I think though there is another side which led to denial of natural bodily needs, seeing nudity as sexual sin, suffering being godly, etc.Rain said more, but this is the part I have been thinking about most. I looked up Puritanical, and from The Free Dictionary by Farlex, the definition is:
***I suspect I am too old to change my prejudice that Puritanism is why America still has some of the 'wrong' (in my mind) attitudes toward many natural things-- like being gay. As an artist, I deal with the prejudices against depicting the nude figure even today
Which would seem to imply that according to common usage, the term does mean false body modesty. That bugaboo so many of us had to fight to overcome. Sexually repressed. The stuff I learned at St Mary of the Palms, the Catholic boarding school I attended. The school where I was taught, at the age of six, to take a bath in an over sized tee shirt to "cover your shame." Mama tells me that when I came home, I would not get undressed in front of anyone because "Sister says it isn't modest." Which, I suppose it isn't. However, since I had no such notions when I left my Puritan descended family to go to St Mary's, you can probably guess I associated them with the Catholic church. So, I double checked Fischer's book, Albion's Seed and discovered this paragraph:
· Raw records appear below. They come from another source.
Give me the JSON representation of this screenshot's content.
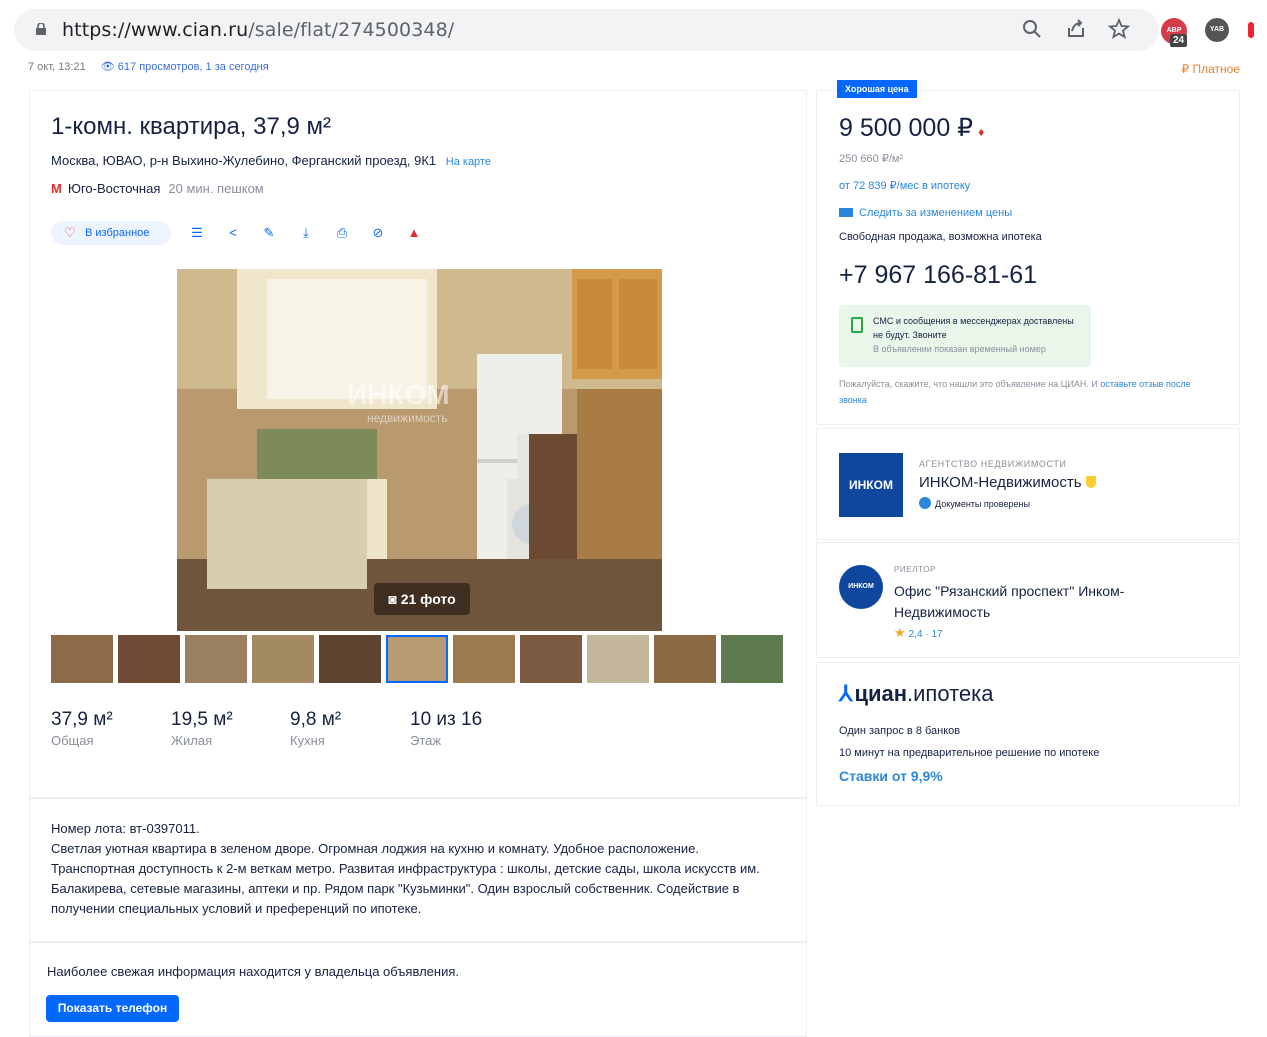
{
  "browser": {
    "url_host": "https://www.cian.ru",
    "url_path": "/sale/flat/274500348/",
    "ext_badge": "24",
    "ext_red_label": "ABP",
    "ext_dark_label": "YAB"
  },
  "meta": {
    "date": "7 окт, 13:21",
    "views": "617 просмотров, 1 за сегодня",
    "paid": "₽ Платное"
  },
  "listing": {
    "title": "1-комн. квартира, 37,9 м²",
    "address": "Москва, ЮВАО, р-н Выхино-Жулебино, Ферганский проезд, 9К1",
    "map_link": "На карте",
    "metro": "Юго-Восточная",
    "walk": "20 мин. пешком",
    "fav_label": "В избранное",
    "photo_count": "21 фото",
    "watermark": "ИНКОМ",
    "watermark_sub": "недвижимость"
  },
  "stats": [
    {
      "value": "37,9 м²",
      "label": "Общая"
    },
    {
      "value": "19,5 м²",
      "label": "Жилая"
    },
    {
      "value": "9,8 м²",
      "label": "Кухня"
    },
    {
      "value": "10 из 16",
      "label": "Этаж"
    }
  ],
  "description": {
    "lot": "Номер лота: вт-0397011.",
    "text": "Светлая уютная квартира в зеленом дворе. Огромная лоджия на кухню и комнату. Удобное расположение. Транспортная доступность к 2-м веткам метро. Развитая инфраструктура : школы, детские сады, школа искусств им. Балакирева, сетевые магазины, аптеки и пр. Рядом парк \"Кузьминки\". Один взрослый собственник. Содействие в получении специальных условий и преференций по ипотеке."
  },
  "contact": {
    "fresh": "Наиболее свежая информация находится у владельца объявления.",
    "show_phone": "Показать телефон"
  },
  "price_card": {
    "badge": "Хорошая цена",
    "price": "9 500 000 ₽",
    "price_per_m": "250 660 ₽/м²",
    "mortgage": "от 72 839 ₽/мес в ипотеку",
    "follow": "Следить за изменением цены",
    "sale_type": "Свободная продажа, возможна ипотека",
    "phone": "+7 967 166-81-61",
    "sms_text": "СМС и сообщения в мессенджерах доставлены не будут. Звоните",
    "sms_note": "В объявлении показан временный номер",
    "note_text": "Пожалуйста, скажите, что нашли это объявление на ЦИАН. И ",
    "note_link": "оставьте отзыв после звонка"
  },
  "agency": {
    "logo": "ИНКОМ",
    "label": "АГЕНТСТВО НЕДВИЖИМОСТИ",
    "name": "ИНКОМ-Недвижимость",
    "docs": "Документы проверены"
  },
  "realtor": {
    "avatar": "ИНКОМ",
    "label": "РИЕЛТОР",
    "name": "Офис \"Рязанский проспект\" Инком-Недвижимость",
    "rating": "2,4 · 17"
  },
  "cian_mortgage": {
    "brand": "циан",
    "product": ".ипотека",
    "line1": "Один запрос в 8 банков",
    "line2": "10 минут на предварительное решение по ипотеке",
    "rates": "Ставки от 9,9%"
  },
  "icons": {
    "lock": "lock-icon",
    "zoom": "zoom-icon",
    "share": "share-icon",
    "star": "bookmark-star-icon",
    "list": "compare-icon",
    "share2": "share-icon",
    "pen": "edit-note-icon",
    "download": "download-icon",
    "print": "print-icon",
    "hide": "hide-icon",
    "report": "report-icon"
  },
  "colors": {
    "accent": "#0468ff",
    "link": "#2b87db",
    "text": "#152242",
    "muted": "#8a8f9c",
    "metro_red": "#e12c2c",
    "paid_orange": "#e8832a"
  }
}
Adj. 1. puritanical - of or relating to Puritans or Puritanism 2. puritanical - exaggeratedly proper; "my straitlaced Aunt Anna doesn't approve of my miniskirts"
The general pattern of sexual attitudes -- strong encouragement of sexual love and sensual bonds within marriage, strict punishment of fornication and adultery, a maniacal horror of unnatural sex, and rigid taboos against contraception within marriage -- was in its totality unique to New England. By and large, the culture was not a system of sexual tyranny and repression. The sex ways of Massachusetts rested upon an intensity of moral and religious purpose which marked so many aspects of this culture*.If Puritans repressed what they considered unnatural, which would include homosexuality but not the body itself, where did the repressed view of the human body and sex come from? It seems it was more Victorian than Puritanical. Looking at the pictures here of the somber Puritan and the gaily dressed Victorians, one would suppose the opposite.
It was the Victorians who held that women shouldn't enjoy sex and a woman who did was immoral. It was the Victorians who called the bull a "gentleman cow" and legs "limbs" and the chicken breast "white meat" and legs "drum sticks" and "dark meat". They put skirts on tables and chairs and pianos so that men would not see their legs and have sexual thoughts about women, who also had legs. It was the Victorians who considered a glimpse of ankle extremely provocative. Not only were the Victorians sexually repressed, they suffered the things that go along with it. Hypocrisy was rife. This was the age of Jack the Ripper. Prostitution, including child prostitution, was part of the hidden world of Victorian England. Stories are told of upstanding Victorian gentlemen paying for a child prostitute, only to discover when the girl was delivered that she was their own daughter, kidnapped that very afternoon. It was a world with an ugly side.
And the idea of the virtue of chastity, far from being Puritan,** was Catholic.And the ancient Romans and Greeks were shocked at the prudishness of the Hebrews -- one of the sources of the idea that homosexuality was unnatural.
So, we can see that part of the common idea of Puritanical is indeed from Puritans, but much of it is from the Victorians and part from the Catholics and part from the ancient Jews and part undoubtedly from other sources as well. And the Victorian ideas are not founded in a religion, but rather with one woman.
* Fischer, Albion's Seed, Page 93.
** One Puritan elder decreed that life with a bad woman was better than life with no woman.
Photos: Victorian, courtesy Victorian Life
Puritan Woman, courtesy Susan Ditto, 2004